Economic growth has come largely at the expense of natural resource depletion and environmental degradation, and has not yet provided the basis for substantial reductions in economic and social inequality, which is why the concept of green growth aims to find ways to make growth compatible with environmental sustainability without neglecting the social dimension. What is needed for this to happen is institutional reform and good policies, which aim to get prices right and fix markets, address coordination failures and knowledge externalities, and assign property rights and prices to environmental services.
Inclusive green growth policies are difficult to design and, even in best case scenarios, no panacea for overcoming developing economies' structural shortcomings that have been excluding the poor from the benefits of growth. This raises several questions:
How to tailor inclusive green growth strategies to a country's specific circumstances, with an emphasis on maximizing local and immediate benefits for the poor?
How to implement policy changes and strategies in scenarios where groups that do not benefit from the adjustments make decided efforts to block reforms?
The conference will address cross-sectoral issues and aspects related to sustainable management of sectors like agriculture, industry, energy and transport; as well as the adoption of sustainable life styles reducing individual ecological footprints, equity concerns, and strategies for poverty eradication.
In particular, but not exclusively, we invite contributions (papers and projects) that provide answers to the following questions:
What lessons can be learned from existing poverty reduction strategies about the scope for making social, economic and environmental objectives mutually reinforcing?
What mix of regulatory, marked-based and informative instruments is needed to facilitate the transition towards green growth which is pro-poor and inclusive?
Are there models of agriculture, which can sustainably meet increased demand for food, feed, fuel and fiber while respecting resource scarcities and the integrity of vital ecosystems?
What are the technological and financing needs for a green economy transition in agriculture, one that includes and benefits smallholder farmers, agricultural laborers and food security?
How can the international development community contribute to this?

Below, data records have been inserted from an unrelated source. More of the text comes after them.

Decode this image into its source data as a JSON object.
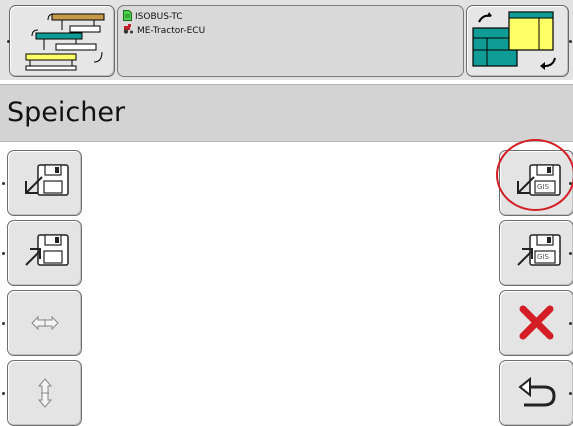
{
  "header": {
    "source_icon": "workset-nav-icon",
    "device_name": "ISOBUS-TC",
    "ecu_name": "ME-Tractor-ECU",
    "target_icon": "change-view-icon"
  },
  "page": {
    "title": "Speicher"
  },
  "left_buttons": [
    {
      "name": "import-button",
      "icon": "floppy-import-icon"
    },
    {
      "name": "export-button",
      "icon": "floppy-export-icon"
    },
    {
      "name": "horizontal-resize-button",
      "icon": "horizontal-arrows-icon"
    },
    {
      "name": "vertical-resize-button",
      "icon": "vertical-arrows-icon"
    }
  ],
  "right_buttons": [
    {
      "name": "import-gis-button",
      "icon": "floppy-gis-import-icon",
      "badge": "GIS",
      "highlighted": true
    },
    {
      "name": "export-gis-button",
      "icon": "floppy-gis-export-icon",
      "badge": "GIS"
    },
    {
      "name": "delete-button",
      "icon": "red-x-icon"
    },
    {
      "name": "back-button",
      "icon": "return-arrow-icon"
    }
  ],
  "colors": {
    "accent_red": "#d21e24",
    "teal": "#0f9c96",
    "yellow": "#ffff66",
    "brown": "#c79a4a"
  }
}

How to shape consumer behavior towards green societies in developing and emerging regions?
How can business and policymakers work together to create a green and inclusive economy, and upscale green and inclusive employment and business models?

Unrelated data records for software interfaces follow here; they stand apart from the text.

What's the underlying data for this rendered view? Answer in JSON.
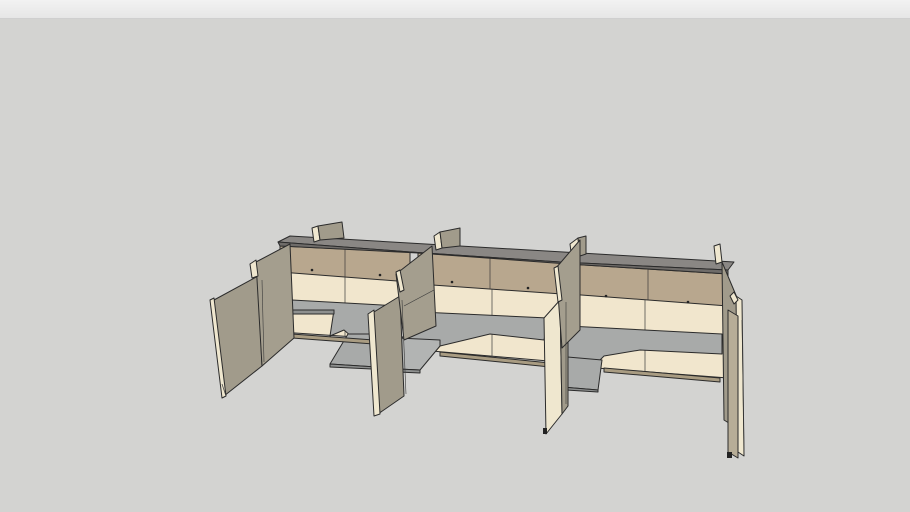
{
  "app": {
    "background_color": "#d3d3d1",
    "toolbar_color": "#eeeeee"
  },
  "model": {
    "subject": "workstation-cubicles",
    "workstation_count": 3,
    "colors": {
      "panel_side": "#a19b8b",
      "panel_back": "#f1e6cd",
      "overhead_bin": "#b8a78e",
      "worksurface": "#a8aaa9",
      "post_edge": "#efe7cf",
      "top_rail": "#8a8784",
      "outline": "#2b2b2b"
    }
  }
}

How can green and inclusive growth be modeled?
In addition, the PEGNet Best Practice Award will be awarded for the fifth time to best practice in cooperation between researchers and practitioners. While plenary sessions focus on the conference theme, parallel sessions and Best Practice Award projects will be to all topics surrounding PEGNet's core theme, i.e. the nexus between poverty, equity and growth.
The conference will provide a platform for high-level dialogue and exchange of ideas between development researchers, practitioners and policy-makers. The two conference days will feature parallel sessions based on invited and contributed papers as well as project presentations. The parallel sessions will be complemented by a debate, a round-table discussion, and keynote speeches by renowned speakers from academia, economic policy and development practice. In addition, the PEGNet Best Practice Award will be awarded for the fifth time to best practices in cooperation between researchers and practitioners.
We are happy to announce that Margaret McMillan and Oeindrila Dube were this year's keynote speakers.
Margaret McMillan is an associate professor of economics at Tufts University and a Research Associate in the NBER's program on International Trade and Investment. In 2009, she was appointed the Director of the Development Strategies and Governance Division of the International Food Policy Research Institute. McMillan holds a Ph.D. in economics (with distinction) from Columbia University an MPA from Princeton University and B.A. in mathematics and economics (summa cum laude) from Boston University. Her research interests lie in the areas of international trade, investment and development. McMillan is the recipient of numerous awards for her research.
Oeindrila Dube is an assistant professor of politics and economics at New York University. She is also an affiliate at the Bureau for Research and Economic Analysis of Development (BREAD). Her broad research interest lies in the political economy of conflict and development.
The conference is co-organised by the Department of Economics at the University of Copenhagen, the Kiel Institute for the World Economy (IfW), the Gesellschaft für internationale Zusammenarbeit (GIZ) on behalf of the German Ministry for Economic Cooperation and Development (BMZ) and supported by the KfW Development Bank, and the Courant Poverty Research Centre at the University of Göttingen.